The Consumer Price Index (CPI) in the Canary Islands increased by 6.8% over the month of February, in the year since February 2021, due to an increase in housing, transport and food prices, according to data published this Friday by Spain’s National Institute of Statistics (INE).

In one year housing has increased by 22.3% on the islands, while transport grew by 11.4%, and food and non-alcoholic beverages have increased by 6.1%. In contrast, only the inter-annual prices of clothing and footwear (-0.5%) and communications (-0.7%) fell in that time. The CPI has grown overall in the Archipelago by 0.7% since January due to increases in transport prices (+1.7%); in food and non-alcoholic beverages (+1.3%); and alcoholic beverages and tobacco (+1.1%), with only the prices of clothing and footwear falling (-2%).

Nationally, the CPI rose 0.8% in February and raised its inter-annual rate 1.5 points, to 7.6%, its highest in almost 36 years, since at least December 1986.

February’s inter-annual CPI rate (7.6%) is two tenths higher than at the end of last month (7.4%). More than three consecutive months at levels above 6%, a persistently high CPI not seen in three decades.

According to the INE, the year-on-year rise in the CPI to 7.6% has been due to electricity prices, which fell less than they did back in February 2021; added to this the increase in restaurant prices, and the higher cost of diesel for heating, fuel, automobiles and some foods, such as legumes and vegetables; milk, cheese and eggs, and bread and cereal, and there are plenty of reasons for concern in the months ahead.

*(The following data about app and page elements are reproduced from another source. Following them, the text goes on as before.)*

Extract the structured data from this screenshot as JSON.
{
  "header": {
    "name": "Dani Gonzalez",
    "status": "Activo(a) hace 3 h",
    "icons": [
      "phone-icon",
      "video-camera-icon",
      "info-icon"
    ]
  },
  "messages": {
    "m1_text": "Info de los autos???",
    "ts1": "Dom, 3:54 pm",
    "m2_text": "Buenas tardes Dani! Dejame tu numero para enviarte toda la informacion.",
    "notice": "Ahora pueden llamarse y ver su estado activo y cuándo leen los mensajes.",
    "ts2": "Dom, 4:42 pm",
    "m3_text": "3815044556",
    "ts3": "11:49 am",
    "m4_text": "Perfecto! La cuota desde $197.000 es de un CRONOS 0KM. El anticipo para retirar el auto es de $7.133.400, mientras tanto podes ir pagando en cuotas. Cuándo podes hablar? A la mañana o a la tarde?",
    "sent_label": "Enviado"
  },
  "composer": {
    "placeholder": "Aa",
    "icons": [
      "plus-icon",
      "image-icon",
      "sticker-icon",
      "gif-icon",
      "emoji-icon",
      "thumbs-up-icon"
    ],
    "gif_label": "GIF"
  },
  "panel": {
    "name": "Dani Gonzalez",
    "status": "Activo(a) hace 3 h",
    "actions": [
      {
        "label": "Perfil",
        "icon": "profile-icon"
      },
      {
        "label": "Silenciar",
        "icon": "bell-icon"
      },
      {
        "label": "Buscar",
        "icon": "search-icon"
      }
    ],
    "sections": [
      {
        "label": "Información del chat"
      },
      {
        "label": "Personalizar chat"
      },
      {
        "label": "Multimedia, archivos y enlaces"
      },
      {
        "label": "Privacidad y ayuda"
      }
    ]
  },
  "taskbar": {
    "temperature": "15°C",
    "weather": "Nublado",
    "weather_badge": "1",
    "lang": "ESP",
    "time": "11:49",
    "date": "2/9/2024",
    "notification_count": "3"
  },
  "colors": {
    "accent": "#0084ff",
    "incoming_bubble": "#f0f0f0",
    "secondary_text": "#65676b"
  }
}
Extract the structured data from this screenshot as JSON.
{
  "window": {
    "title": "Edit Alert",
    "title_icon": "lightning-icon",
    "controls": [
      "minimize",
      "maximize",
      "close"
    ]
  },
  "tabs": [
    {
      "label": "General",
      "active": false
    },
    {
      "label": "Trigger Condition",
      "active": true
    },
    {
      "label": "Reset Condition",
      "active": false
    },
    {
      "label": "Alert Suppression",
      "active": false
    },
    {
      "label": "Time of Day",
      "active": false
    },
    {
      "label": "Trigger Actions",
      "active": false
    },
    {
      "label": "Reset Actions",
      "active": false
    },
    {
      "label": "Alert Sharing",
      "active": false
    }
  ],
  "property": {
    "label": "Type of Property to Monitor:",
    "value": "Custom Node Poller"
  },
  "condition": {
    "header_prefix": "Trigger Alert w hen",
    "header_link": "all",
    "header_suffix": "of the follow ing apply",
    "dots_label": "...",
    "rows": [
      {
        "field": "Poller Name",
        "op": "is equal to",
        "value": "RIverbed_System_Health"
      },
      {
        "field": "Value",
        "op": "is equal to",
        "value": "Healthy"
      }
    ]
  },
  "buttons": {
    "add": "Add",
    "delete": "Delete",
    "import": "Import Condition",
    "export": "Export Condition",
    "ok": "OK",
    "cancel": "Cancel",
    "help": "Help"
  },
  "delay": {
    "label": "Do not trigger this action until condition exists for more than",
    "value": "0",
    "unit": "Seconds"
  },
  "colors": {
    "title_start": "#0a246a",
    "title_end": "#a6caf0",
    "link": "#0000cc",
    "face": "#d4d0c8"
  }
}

Core inflation (excluding unprocessed food and energy products) increased six tenths in February, to 3%, which is more than 4.5 points below the rate of the general CPI. This represents the highest underlying rate since September 2008.

The CPI increased by 0.8% over the last month, in contrast to its having dropped 0.4% in January, due to the rise in the prices of fuels, fuels for heating, fruit and other food products, and catering.

In the last year, heating, lighting and water distribution have become 51.7% more expensive; oils and fats have raised their prices by 28.1% and personal transport is 13.3% more expensive due to the higher cost of fuel.